» Task statement:
Hand back all of the records exactly as they read.
──────── Records for the exercise
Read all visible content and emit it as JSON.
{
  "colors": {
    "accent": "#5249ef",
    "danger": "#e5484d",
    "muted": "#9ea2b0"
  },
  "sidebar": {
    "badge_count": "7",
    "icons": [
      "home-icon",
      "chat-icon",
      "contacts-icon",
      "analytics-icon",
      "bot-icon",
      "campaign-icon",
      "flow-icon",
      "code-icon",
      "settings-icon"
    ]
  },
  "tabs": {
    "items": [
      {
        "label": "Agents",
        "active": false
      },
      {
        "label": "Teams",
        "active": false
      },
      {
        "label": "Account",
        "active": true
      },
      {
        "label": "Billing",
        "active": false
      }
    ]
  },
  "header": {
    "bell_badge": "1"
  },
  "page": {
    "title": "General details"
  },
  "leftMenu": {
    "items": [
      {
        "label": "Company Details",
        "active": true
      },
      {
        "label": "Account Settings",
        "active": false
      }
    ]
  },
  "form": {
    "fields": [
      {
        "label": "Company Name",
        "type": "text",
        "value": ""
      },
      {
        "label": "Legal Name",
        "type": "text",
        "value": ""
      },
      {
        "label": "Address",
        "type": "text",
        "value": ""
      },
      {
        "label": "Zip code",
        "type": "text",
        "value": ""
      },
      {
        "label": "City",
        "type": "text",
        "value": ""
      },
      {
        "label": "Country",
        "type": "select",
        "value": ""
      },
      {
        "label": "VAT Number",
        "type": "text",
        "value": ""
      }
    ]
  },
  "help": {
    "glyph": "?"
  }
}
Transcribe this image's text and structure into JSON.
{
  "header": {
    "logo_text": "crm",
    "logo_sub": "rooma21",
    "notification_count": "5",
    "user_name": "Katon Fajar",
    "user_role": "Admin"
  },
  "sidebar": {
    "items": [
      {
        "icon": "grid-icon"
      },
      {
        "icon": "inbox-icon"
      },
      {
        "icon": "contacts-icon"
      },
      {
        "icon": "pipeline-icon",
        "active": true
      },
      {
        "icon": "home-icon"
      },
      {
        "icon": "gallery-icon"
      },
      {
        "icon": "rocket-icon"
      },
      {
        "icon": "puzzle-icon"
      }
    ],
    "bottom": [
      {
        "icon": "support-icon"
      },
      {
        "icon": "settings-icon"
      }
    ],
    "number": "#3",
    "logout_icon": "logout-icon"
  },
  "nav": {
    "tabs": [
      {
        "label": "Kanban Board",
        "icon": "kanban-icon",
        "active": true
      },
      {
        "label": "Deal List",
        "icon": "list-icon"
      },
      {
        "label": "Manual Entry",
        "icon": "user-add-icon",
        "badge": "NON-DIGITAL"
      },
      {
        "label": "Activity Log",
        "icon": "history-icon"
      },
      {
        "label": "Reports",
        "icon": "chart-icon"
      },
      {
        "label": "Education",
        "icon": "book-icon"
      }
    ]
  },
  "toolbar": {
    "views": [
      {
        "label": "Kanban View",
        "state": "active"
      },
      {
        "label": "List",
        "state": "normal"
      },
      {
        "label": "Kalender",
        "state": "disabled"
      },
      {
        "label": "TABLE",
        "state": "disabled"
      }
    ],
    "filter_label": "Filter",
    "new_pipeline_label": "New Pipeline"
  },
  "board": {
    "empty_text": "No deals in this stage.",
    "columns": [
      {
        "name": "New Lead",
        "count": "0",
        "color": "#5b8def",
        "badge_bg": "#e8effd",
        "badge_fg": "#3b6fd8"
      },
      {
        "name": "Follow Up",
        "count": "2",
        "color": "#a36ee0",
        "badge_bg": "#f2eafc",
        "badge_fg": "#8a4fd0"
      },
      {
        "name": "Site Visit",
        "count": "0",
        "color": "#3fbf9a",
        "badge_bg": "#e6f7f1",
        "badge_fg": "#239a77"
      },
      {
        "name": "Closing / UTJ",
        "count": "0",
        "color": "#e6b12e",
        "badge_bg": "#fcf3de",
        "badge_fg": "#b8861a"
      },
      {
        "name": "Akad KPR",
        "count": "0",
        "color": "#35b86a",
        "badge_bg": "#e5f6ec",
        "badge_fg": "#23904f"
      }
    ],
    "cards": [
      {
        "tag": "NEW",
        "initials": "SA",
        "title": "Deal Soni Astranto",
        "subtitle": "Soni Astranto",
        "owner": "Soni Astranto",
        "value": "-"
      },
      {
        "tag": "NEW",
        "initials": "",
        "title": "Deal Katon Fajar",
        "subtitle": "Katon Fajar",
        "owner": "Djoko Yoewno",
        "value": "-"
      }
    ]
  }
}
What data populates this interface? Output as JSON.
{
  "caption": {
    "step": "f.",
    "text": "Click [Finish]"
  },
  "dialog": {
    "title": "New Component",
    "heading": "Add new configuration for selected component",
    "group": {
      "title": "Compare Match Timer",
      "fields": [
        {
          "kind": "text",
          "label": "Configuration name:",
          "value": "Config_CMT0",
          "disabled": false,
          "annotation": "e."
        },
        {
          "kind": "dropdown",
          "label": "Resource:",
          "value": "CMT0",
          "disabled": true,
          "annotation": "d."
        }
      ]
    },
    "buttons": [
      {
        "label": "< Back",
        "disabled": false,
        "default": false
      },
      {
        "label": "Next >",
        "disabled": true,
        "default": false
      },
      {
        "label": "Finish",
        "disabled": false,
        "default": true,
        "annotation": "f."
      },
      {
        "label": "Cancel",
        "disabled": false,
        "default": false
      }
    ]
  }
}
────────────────
» Exercise solution:
Read all visible content and emit it as JSON.
{
  "colors": {
    "accent": "#5249ef",
    "danger": "#e5484d",
    "muted": "#9ea2b0"
  },
  "sidebar": {
    "badge_count": "7",
    "icons": [
      "home-icon",
      "chat-icon",
      "contacts-icon",
      "analytics-icon",
      "bot-icon",
      "campaign-icon",
      "flow-icon",
      "code-icon",
      "settings-icon"
    ]
  },
  "tabs": {
    "items": [
      {
        "label": "Agents",
        "active": false
      },
      {
        "label": "Teams",
        "active": false
      },
      {
        "label": "Account",
        "active": true
      },
      {
        "label": "Billing",
        "active": false
      }
    ]
  },
  "header": {
    "bell_badge": "1"
  },
  "page": {
    "title": "General details"
  },
  "leftMenu": {
    "items": [
      {
        "label": "Company Details",
        "active": true
      },
      {
        "label": "Account Settings",
        "active": false
      }
    ]
  },
  "form": {
    "fields": [
      {
        "label": "Company Name",
        "type": "text",
        "value": ""
      },
      {
        "label": "Legal Name",
        "type": "text",
        "value": ""
      },
      {
        "label": "Address",
        "type": "text",
        "value": ""
      },
      {
        "label": "Zip code",
        "type": "text",
        "value": ""
      },
      {
        "label": "City",
        "type": "text",
        "value": ""
      },
      {
        "label": "Country",
        "type": "select",
        "value": ""
      },
      {
        "label": "VAT Number",
        "type": "text",
        "value": ""
      }
    ]
  },
  "help": {
    "glyph": "?"
  }
}
Transcribe this image's text and structure into JSON.
{
  "header": {
    "logo_text": "crm",
    "logo_sub": "rooma21",
    "notification_count": "5",
    "user_name": "Katon Fajar",
    "user_role": "Admin"
  },
  "sidebar": {
    "items": [
      {
        "icon": "grid-icon"
      },
      {
        "icon": "inbox-icon"
      },
      {
        "icon": "contacts-icon"
      },
      {
        "icon": "pipeline-icon",
        "active": true
      },
      {
        "icon": "home-icon"
      },
      {
        "icon": "gallery-icon"
      },
      {
        "icon": "rocket-icon"
      },
      {
        "icon": "puzzle-icon"
      }
    ],
    "bottom": [
      {
        "icon": "support-icon"
      },
      {
        "icon": "settings-icon"
      }
    ],
    "number": "#3",
    "logout_icon": "logout-icon"
  },
  "nav": {
    "tabs": [
      {
        "label": "Kanban Board",
        "icon": "kanban-icon",
        "active": true
      },
      {
        "label": "Deal List",
        "icon": "list-icon"
      },
      {
        "label": "Manual Entry",
        "icon": "user-add-icon",
        "badge": "NON-DIGITAL"
      },
      {
        "label": "Activity Log",
        "icon": "history-icon"
      },
      {
        "label": "Reports",
        "icon": "chart-icon"
      },
      {
        "label": "Education",
        "icon": "book-icon"
      }
    ]
  },
  "toolbar": {
    "views": [
      {
        "label": "Kanban View",
        "state": "active"
      },
      {
        "label": "List",
        "state": "normal"
      },
      {
        "label": "Kalender",
        "state": "disabled"
      },
      {
        "label": "TABLE",
        "state": "disabled"
      }
    ],
    "filter_label": "Filter",
    "new_pipeline_label": "New Pipeline"
  },
  "board": {
    "empty_text": "No deals in this stage.",
    "columns": [
      {
        "name": "New Lead",
        "count": "0",
        "color": "#5b8def",
        "badge_bg": "#e8effd",
        "badge_fg": "#3b6fd8"
      },
      {
        "name": "Follow Up",
        "count": "2",
        "color": "#a36ee0",
        "badge_bg": "#f2eafc",
        "badge_fg": "#8a4fd0"
      },
      {
        "name": "Site Visit",
        "count": "0",
        "color": "#3fbf9a",
        "badge_bg": "#e6f7f1",
        "badge_fg": "#239a77"
      },
      {
        "name": "Closing / UTJ",
        "count": "0",
        "color": "#e6b12e",
        "badge_bg": "#fcf3de",
        "badge_fg": "#b8861a"
      },
      {
        "name": "Akad KPR",
        "count": "0",
        "color": "#35b86a",
        "badge_bg": "#e5f6ec",
        "badge_fg": "#23904f"
      }
    ],
    "cards": [
      {
        "tag": "NEW",
        "initials": "SA",
        "title": "Deal Soni Astranto",
        "subtitle": "Soni Astranto",
        "owner": "Soni Astranto",
        "value": "-"
      },
      {
        "tag": "NEW",
        "initials": "",
        "title": "Deal Katon Fajar",
        "subtitle": "Katon Fajar",
        "owner": "Djoko Yoewno",
        "value": "-"
      }
    ]
  }
}
What data populates this interface? Output as JSON.
{
  "caption": {
    "step": "f.",
    "text": "Click [Finish]"
  },
  "dialog": {
    "title": "New Component",
    "heading": "Add new configuration for selected component",
    "group": {
      "title": "Compare Match Timer",
      "fields": [
        {
          "kind": "text",
          "label": "Configuration name:",
          "value": "Config_CMT0",
          "disabled": false,
          "annotation": "e."
        },
        {
          "kind": "dropdown",
          "label": "Resource:",
          "value": "CMT0",
          "disabled": true,
          "annotation": "d."
        }
      ]
    },
    "buttons": [
      {
        "label": "< Back",
        "disabled": false,
        "default": false
      },
      {
        "label": "Next >",
        "disabled": true,
        "default": false
      },
      {
        "label": "Finish",
        "disabled": false,
        "default": true,
        "annotation": "f."
      },
      {
        "label": "Cancel",
        "disabled": false,
        "default": false
      }
    ]
  }
}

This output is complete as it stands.